Laussermair’s account is difficult to really get into. When he is not recounting a specific story or experience, it comes across as a bit vague and rambling, and he isn’t even completely clear on his present location. However, once he gets into a story it becomes much more coherant. His tale of his ascent of Aconcagua is well told and easy to follow, but lacks that spark that makes a travel book really special and appealing to all readers. On the other hand, I suspect his writing wouldn’t be detailed enough for hardened adventurers, again thinking of the Aconcagua account – although interesting to me, I think it might come across as lightweight for experienced mountaineers, who would probably look for a lot more detail and technical information.
I was reading the PDF sample of Panamerican Peaks, and this is really Laussermair’s main problem.
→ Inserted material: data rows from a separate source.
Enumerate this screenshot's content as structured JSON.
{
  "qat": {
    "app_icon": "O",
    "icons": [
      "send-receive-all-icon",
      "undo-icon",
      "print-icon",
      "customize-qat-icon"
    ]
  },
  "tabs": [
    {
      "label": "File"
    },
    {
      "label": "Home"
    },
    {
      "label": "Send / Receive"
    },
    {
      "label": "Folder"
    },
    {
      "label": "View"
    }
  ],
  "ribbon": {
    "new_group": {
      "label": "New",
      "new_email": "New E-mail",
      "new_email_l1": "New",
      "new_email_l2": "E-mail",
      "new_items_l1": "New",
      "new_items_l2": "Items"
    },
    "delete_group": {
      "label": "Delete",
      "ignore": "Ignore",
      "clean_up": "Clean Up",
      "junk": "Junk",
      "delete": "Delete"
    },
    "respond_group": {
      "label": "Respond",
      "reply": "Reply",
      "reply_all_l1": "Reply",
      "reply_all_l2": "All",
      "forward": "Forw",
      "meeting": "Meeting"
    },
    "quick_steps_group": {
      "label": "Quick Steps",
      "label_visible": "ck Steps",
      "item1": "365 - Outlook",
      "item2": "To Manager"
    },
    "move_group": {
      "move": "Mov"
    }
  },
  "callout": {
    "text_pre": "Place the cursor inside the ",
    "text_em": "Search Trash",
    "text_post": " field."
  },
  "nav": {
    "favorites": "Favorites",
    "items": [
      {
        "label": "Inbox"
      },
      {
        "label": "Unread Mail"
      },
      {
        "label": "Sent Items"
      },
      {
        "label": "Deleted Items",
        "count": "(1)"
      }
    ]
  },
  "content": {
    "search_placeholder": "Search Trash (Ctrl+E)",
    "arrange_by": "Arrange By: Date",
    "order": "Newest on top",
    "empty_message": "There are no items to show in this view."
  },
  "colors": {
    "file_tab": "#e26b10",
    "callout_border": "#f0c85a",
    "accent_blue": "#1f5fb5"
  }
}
The PDF sample gives you the introduction, one complete chapter and one incomplete chapter (I actually don’t know if he made it to the summit of Aconcagua), along with some of the epilogue. The full book is only available on iPad, which seems to be to be incredibly restrictive – most people don’t have iPads. There are a lot of interactive features in the book which are clearly aimed at iPad users, but the text could be made available in other formats – the PDF sample included lots of wonderful photos, so the book as a whole would work very well in that format.
Panamerican Peaks sounds like a fantastic adventure, but Laussermair’s account is a little dry. Although I think he is restrictive in only offering the full book on iPad, I’m not that bothered that I can’t read the whole thing. His writing serves the purpose of telling his story, but it doesn’t light a spark in you. The photos however, are excellent and really help to illustrate the beauty of where he visited.
Please note that this review is based on the sample copy of Panamerican Peaks, not the full version. The full version can be downloaded here.